|Model Storm Tracks -- Tuesday - Friday|
All three of these tracks are great for getting good snowfall-- if only it were winter. For New England, this would primarily indicate an inland snow event, though the CMC's loop-de-loop would certainly make it interesting. However, it is not winter, so it would take something like a hurricane circulation to force the air into compliance with greater vertical velocities and cold air advection (we've certainly now seen how that can happen). The GFS and ECMWF are both pointing toward "meteorologically common" results, so that's the way we should go. However, it should be noted that this is going to be another windy stormy nor'easter-- and perhaps something that will become more common for us this season compared to last.

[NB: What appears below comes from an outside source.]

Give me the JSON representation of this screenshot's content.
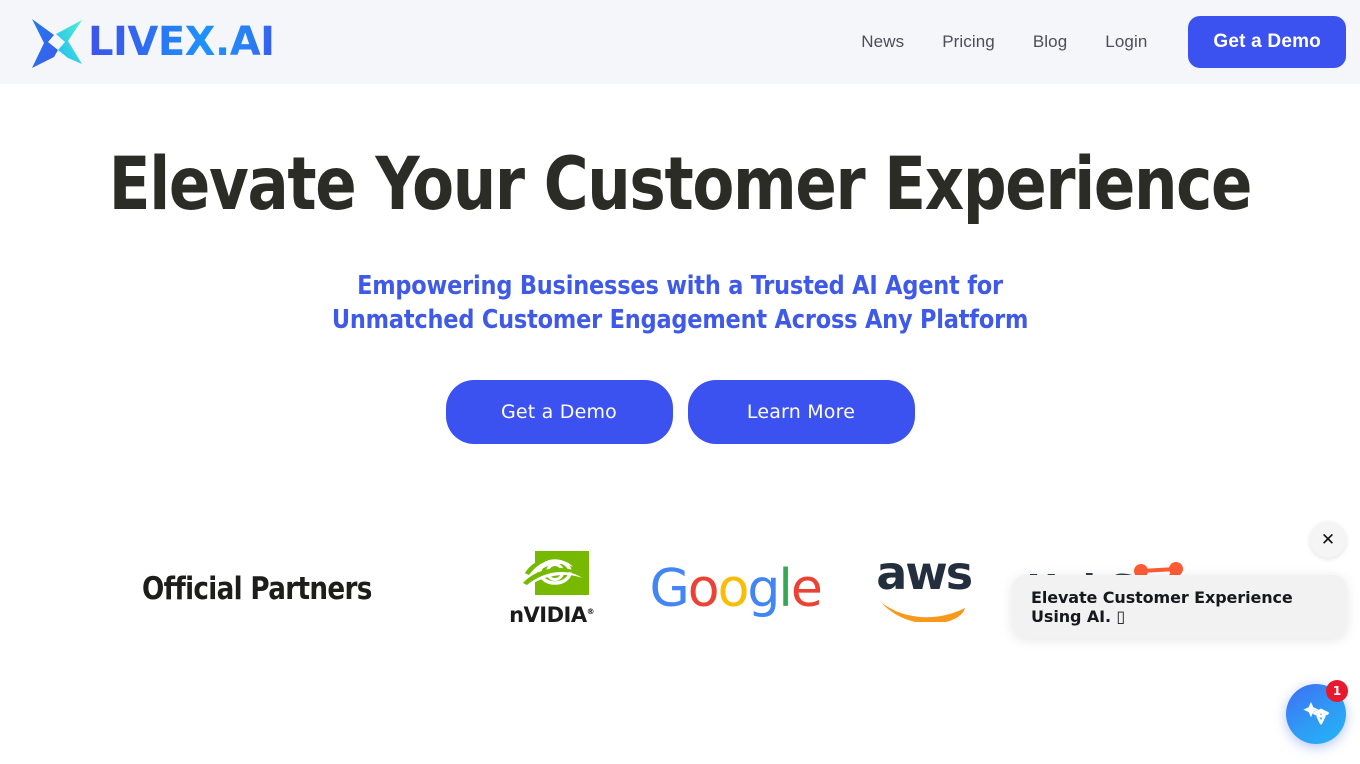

Emerging Storm Track Pattern..?
As many of you have been asking for, we have been at work (in the background) on our Winter Weather Preview, set to air as it does traditionally on Thanksgiving Day. There are several elements to a good winter forecast, but all of them are challenging. One of the tricks is to see if we can identify some common storm track patterns that will be delivered to us with the help of the jet stream and variations in ocean circulations. Now that winter has done us a favor and started early this year, that picture may not be as hazy as it has been in other years. Let's go back to the GFS model for this approaching storm, and look at it at the upper levels:
|GFS - 500mb Chart - Sunday||GFS - 500mb Chart - Tuesday|
It looks like these days that we're able to stitch together a 1-2 punch of shortwaves to amplify developing mid-level troughs. This particular event shows an even deeper plunge than the last time, though it has no Atlantic Hurricane to capture-- it's got to work on it's own. This is a more common scenario in winter meteorology though, so it happens all the time. This deep plunge/southern track is a great "blockbuster" storm generator, as well as ones that can create those loop de loops that can keep them in place for as much as a day longer (note the "blocking high" on the ECMWF map for this upcoming storm). For the tri-state area, it also is one that runs the risk of actually missing us too far south, and too far east, but the WV mountains have always managed to get a piece of the pie in these cases. Time will tell. It's still quite early, and the coldest air is still up north. But we've already seen 20 and 30-degree below normal temperatures during storm events. It won't be long now until that will put the whole region below freezing.
These are the kinds of things we think about when devising a Winter Weather Seasonal forecast. I'll try to post more specific thoughts here and there as we build toward our on-air presentation.
|Regional Radar/Satellite with Warnings Tracking||
From the Storm Prediction Center (below): Click For a Larger Image
|Activity Overview||Storm Outlook||Watches||Potential Watches||Storm Reports|
|Temperatures||HD Doppler Radar||Estimated Rainfall||Active Warnings|
|Click For Larger||Click For Interactive Radar||Click For Larger||Click For Larger|
Have a great day everyone!